• • •

Missing some Tweet in this thread? You can try to force a refresh

Keep Current with Ron Coleman

Ron Coleman Profile picture

Stay in touch and get notified when new unrolls are available from this author!

Read all threads

This Thread may be Removed Anytime!


Twitter may remove this content at anytime! Save it as PDF for later use!

Try unrolling a thread yourself!

how to unroll video
  1. Follow @ThreadReaderApp to mention us!

  2. From a Twitter thread mention us with a keyword "unroll"
@threadreaderapp unroll

Practice here first or read more on our help page!

More from @RonColeman
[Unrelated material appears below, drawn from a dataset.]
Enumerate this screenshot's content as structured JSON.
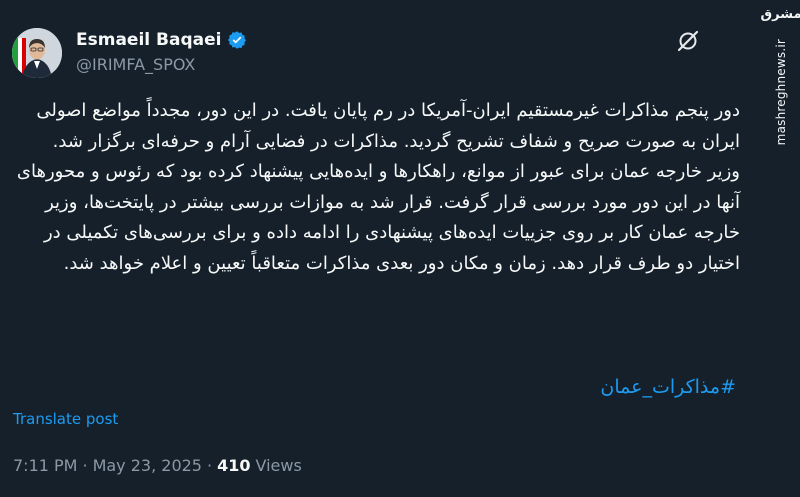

Sep 13, 2018
Every bit as much a gentleman as he is, today, a scholar: I give you LaWreNCe TRIbE
And this leads me to the Coleman Unified Political Field theory: that the Left's entire appeal now is premised on the appeal to (purported) authority.

Forget substance. Trust (our now wholly-owned) institutions and brands. The FBI. The judiciary. Carl Bernstein. The AP. Etc.
None of these great institutions - associated with stability, fundamentally conservative values - these legacies of supposed trustworthiness - would lead us astray!
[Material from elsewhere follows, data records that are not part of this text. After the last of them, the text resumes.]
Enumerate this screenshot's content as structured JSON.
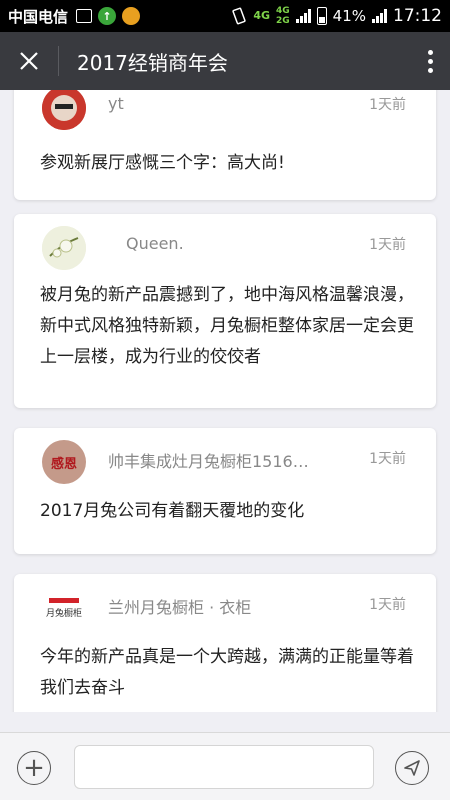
{
  "status_bar": {
    "carrier": "中国电信",
    "app_badge": "↑",
    "network": "4G",
    "network2": "4G",
    "network3": "2G",
    "battery": "41%",
    "time": "17:12"
  },
  "nav": {
    "title": "2017经销商年会"
  },
  "comments": [
    {
      "nickname": "yt",
      "time": "1天前",
      "text": "参观新展厅感慨三个字：高大尚!"
    },
    {
      "nickname": "Queen.",
      "time": "1天前",
      "text": "被月兔的新产品震撼到了，地中海风格温馨浪漫，新中式风格独特新颖，月兔橱柜整体家居一定会更上一层楼，成为行业的佼佼者"
    },
    {
      "nickname": "帅丰集成灶月兔橱柜1516…",
      "time": "1天前",
      "avatar_text": "感恩",
      "text": "2017月兔公司有着翻天覆地的变化"
    },
    {
      "nickname": "兰州月兔橱柜 · 衣柜",
      "time": "1天前",
      "avatar_text": "月兔橱柜",
      "text": "今年的新产品真是一个大跨越，满满的正能量等着我们去奋斗"
    }
  ],
  "composer": {
    "input_value": ""
  },
  "colors": {
    "navbar": "#393a3f",
    "background": "#efeff4",
    "network_green": "#7fd44a"
  }
}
Not the Times. Not the CIA. Not the Bushes. Not Science.

We (the Left) literally occupied the Flag. Now, salute!
Read 4 tweets
Sep 9, 2018
In which I foolishly entertain a total stranger in my DM's and am nonetheless found wanting for failing sufficiently to distance myself from ultra-rightists like @Cernovich and @SethAMandel: 1 of 2
Part 2: DM stands for "demented meltdown"
If my reputation is "taking a bashing" from people with that level of reasoning ability, it's the best thing that ever happened to me.
Read 4 tweets
Sep 5, 2018
Just ate in a pizza shop that I've been coming to for at least 30 years.
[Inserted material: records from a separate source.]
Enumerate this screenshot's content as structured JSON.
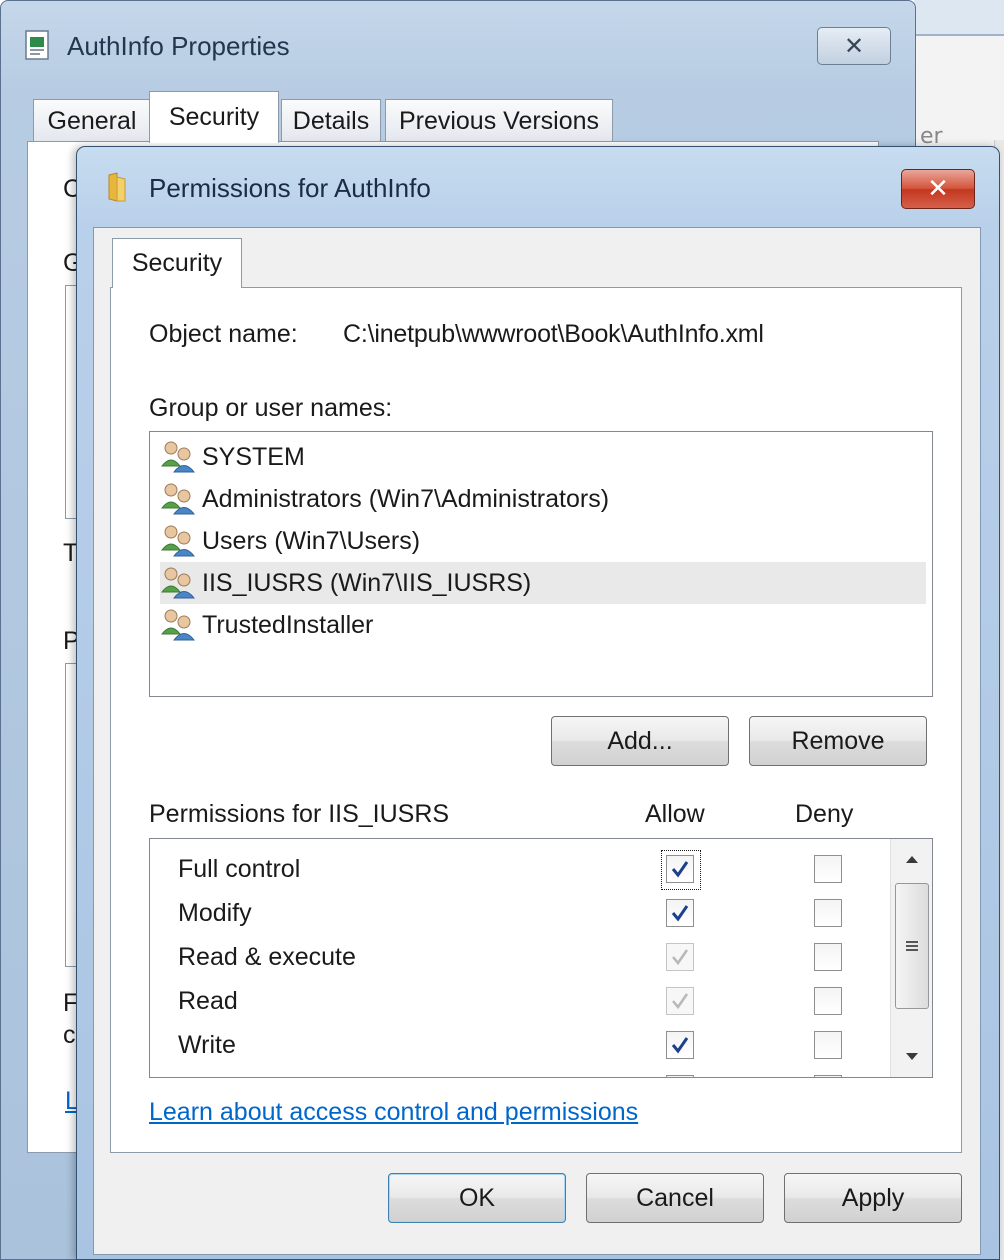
{
  "background": {
    "fragment_char": "er"
  },
  "properties_window": {
    "title": "AuthInfo Properties",
    "close_glyph": "✕",
    "tabs": [
      {
        "label": "General",
        "active": false
      },
      {
        "label": "Security",
        "active": true
      },
      {
        "label": "Details",
        "active": false
      },
      {
        "label": "Previous Versions",
        "active": false
      }
    ],
    "visible_fragments": [
      "C",
      "G",
      "T",
      "P",
      "F",
      "c",
      "L"
    ]
  },
  "permissions_dialog": {
    "title": "Permissions for AuthInfo",
    "close_glyph": "✕",
    "tab_label": "Security",
    "object_name_label": "Object name:",
    "object_name_value": "C:\\inetpub\\wwwroot\\Book\\AuthInfo.xml",
    "group_label": "Group or user names:",
    "users": [
      {
        "name": "SYSTEM",
        "selected": false
      },
      {
        "name": "Administrators (Win7\\Administrators)",
        "selected": false
      },
      {
        "name": "Users (Win7\\Users)",
        "selected": false
      },
      {
        "name": "IIS_IUSRS (Win7\\IIS_IUSRS)",
        "selected": true
      },
      {
        "name": "TrustedInstaller",
        "selected": false
      }
    ],
    "add_button": "Add...",
    "remove_button": "Remove",
    "permissions_header": "Permissions for IIS_IUSRS",
    "allow_header": "Allow",
    "deny_header": "Deny",
    "permissions": [
      {
        "name": "Full control",
        "allow": "checked",
        "deny": "unchecked"
      },
      {
        "name": "Modify",
        "allow": "checked",
        "deny": "unchecked"
      },
      {
        "name": "Read & execute",
        "allow": "inherited",
        "deny": "unchecked"
      },
      {
        "name": "Read",
        "allow": "inherited",
        "deny": "unchecked"
      },
      {
        "name": "Write",
        "allow": "checked",
        "deny": "unchecked"
      }
    ],
    "learn_link": "Learn about access control and permissions",
    "ok_button": "OK",
    "cancel_button": "Cancel",
    "apply_button": "Apply"
  },
  "colors": {
    "link": "#0066cc",
    "check_active": "#1c3f8f",
    "check_inherited": "#b8b8b8",
    "close_red": "#c3371f"
  },
  "icons": {
    "properties_window": "file-properties-icon",
    "permissions_dialog": "folder-icon",
    "user": "user-group-icon"
  }
}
It starts to add up. The years, and the pizza.
To clarify: I didn't come here every day for 30 years. They're closed on Saturdays.
Every observant Jewish community that reaches a critical mass sufficient to have a restaurant has a kosher pizza shop. That's your default.

And the first one is always named "Jerusalem," for what other name evokes strictly meatless tomato pies? Never not.
Read 4 tweets
Sep 4, 2018
I don't think you personally have to have working class cred to have an opinion about work. But it sure helps in that department if you've ever had to wear steel-toed shoes to do your job.
Also not for nothing if you've ever lugged cartons of tube socks to a flea market on the weekend to help your parents pay for your college education.

Three for $2.75. *Like the sign says* (damn it)
Working the counter at Carvel was much more fun but it only paid minimum wage. I still miss that job.
Read 8 tweets
Sep 3, 2018
Average guy explains lack of personality of famously popular and effectual person he's never met for us
Hilarious. Before he became the GOP nominee for POTUS, Trump was known as a louche reality TV star, relentless self-promoter and entrepreneur of various degrees of success who, still, had undeniably had been a significant real estate developer. In other words, a personality.
But it's utterly unremarkable (except by strange people such as myself) for an utterly unremarkable guy on Twitter to just assert, regarding an historic figure with such exceptional achievements in social space, that he has "no tangible relationship to human nature."
Read 4 tweets
Aug 30, 2018
The problem is there's #noaccountability.

Not for prosecutors.
Not for law enforcement.
Not for *anyone in government.*

Knowing this, why would we expect better outcomes?

And this is what makes Never Trumpers so contemptible.

They're not only seeking to tolerate #noaccountability. They live it.
Read 4 tweets

Did Thread Reader help you today?

Support us! We are indie developers!

This site is made by just two indie developers on a laptop doing marketing, support and development! Read more about the story.

Become a Premium Member ($3/month or $30/year) and get exclusive features!

Become Premium

Don't want to be a Premium member but still want to support us?

Make a small donation by buying us coffee ($5) or help with server cost ($10)

Donate via Paypal

Or Donate anonymously using crypto!


0xfe58350B80634f60Fa6Dc149a72b4DFbc17D341E copy


3ATGMxNzCUFzxpMCHL5sWSt4DVtS8UqXpi copy

Thank you for your support!

Follow Us on Twitter!